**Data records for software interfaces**
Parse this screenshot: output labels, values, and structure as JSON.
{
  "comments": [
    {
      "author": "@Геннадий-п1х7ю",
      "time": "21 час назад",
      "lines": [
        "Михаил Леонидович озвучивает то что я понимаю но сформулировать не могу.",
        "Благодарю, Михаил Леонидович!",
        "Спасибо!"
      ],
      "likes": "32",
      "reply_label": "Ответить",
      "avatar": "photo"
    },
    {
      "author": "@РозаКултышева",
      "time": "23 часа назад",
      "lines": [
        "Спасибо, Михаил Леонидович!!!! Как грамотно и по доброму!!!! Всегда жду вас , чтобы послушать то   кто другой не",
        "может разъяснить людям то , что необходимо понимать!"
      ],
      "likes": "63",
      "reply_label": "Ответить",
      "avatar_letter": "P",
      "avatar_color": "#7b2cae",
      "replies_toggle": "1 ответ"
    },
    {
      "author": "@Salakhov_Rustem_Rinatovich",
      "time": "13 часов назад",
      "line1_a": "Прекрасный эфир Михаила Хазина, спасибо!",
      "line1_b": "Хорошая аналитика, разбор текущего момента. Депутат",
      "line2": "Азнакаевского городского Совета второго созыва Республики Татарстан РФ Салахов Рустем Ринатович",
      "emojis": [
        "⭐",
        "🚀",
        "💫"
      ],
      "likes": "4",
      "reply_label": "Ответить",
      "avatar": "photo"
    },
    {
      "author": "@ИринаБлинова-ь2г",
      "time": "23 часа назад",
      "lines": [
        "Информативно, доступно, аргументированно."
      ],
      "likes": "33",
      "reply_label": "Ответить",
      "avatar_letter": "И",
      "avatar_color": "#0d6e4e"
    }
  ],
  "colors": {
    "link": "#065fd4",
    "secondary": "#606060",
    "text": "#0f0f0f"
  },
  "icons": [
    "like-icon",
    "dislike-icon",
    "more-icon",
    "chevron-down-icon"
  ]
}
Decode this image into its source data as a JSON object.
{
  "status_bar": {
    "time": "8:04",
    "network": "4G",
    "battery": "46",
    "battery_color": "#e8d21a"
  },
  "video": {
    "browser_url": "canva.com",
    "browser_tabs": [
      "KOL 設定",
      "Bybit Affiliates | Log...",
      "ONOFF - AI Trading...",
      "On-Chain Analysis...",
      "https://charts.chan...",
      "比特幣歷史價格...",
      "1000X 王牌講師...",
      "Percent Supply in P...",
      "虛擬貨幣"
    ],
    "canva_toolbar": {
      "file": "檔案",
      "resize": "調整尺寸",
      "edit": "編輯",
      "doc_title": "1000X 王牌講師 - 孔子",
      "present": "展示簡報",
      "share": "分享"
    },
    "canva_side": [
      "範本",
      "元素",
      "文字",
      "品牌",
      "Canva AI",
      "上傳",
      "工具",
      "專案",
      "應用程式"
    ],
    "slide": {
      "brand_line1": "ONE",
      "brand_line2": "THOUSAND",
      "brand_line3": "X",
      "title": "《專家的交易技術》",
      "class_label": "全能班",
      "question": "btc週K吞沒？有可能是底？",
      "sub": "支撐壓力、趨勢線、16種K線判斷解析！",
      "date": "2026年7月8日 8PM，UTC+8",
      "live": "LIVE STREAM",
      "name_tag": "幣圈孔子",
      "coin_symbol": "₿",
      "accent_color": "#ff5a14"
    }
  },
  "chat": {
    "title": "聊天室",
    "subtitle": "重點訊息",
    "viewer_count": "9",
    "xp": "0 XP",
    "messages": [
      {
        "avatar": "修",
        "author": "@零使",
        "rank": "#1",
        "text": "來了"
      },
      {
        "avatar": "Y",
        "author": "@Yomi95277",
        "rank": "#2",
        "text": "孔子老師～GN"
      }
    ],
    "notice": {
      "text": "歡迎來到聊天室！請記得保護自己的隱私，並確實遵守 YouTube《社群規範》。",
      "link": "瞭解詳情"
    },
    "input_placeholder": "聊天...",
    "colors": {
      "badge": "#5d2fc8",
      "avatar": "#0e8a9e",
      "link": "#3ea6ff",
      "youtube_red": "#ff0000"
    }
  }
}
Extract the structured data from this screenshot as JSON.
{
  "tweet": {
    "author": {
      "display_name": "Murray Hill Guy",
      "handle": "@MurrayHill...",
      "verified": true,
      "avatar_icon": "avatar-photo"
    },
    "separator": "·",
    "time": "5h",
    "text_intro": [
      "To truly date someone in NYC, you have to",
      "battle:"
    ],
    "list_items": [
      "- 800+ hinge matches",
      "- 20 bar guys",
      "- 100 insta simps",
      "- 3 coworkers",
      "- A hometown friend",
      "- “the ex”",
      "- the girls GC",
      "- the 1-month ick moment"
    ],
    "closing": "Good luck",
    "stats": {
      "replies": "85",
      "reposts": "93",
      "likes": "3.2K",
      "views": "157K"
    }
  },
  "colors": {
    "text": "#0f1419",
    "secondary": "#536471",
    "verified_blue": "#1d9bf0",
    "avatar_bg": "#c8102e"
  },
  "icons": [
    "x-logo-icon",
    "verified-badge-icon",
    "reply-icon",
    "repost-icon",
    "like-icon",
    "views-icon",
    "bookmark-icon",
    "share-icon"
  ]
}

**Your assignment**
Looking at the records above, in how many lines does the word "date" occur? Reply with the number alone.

**Answer box**
2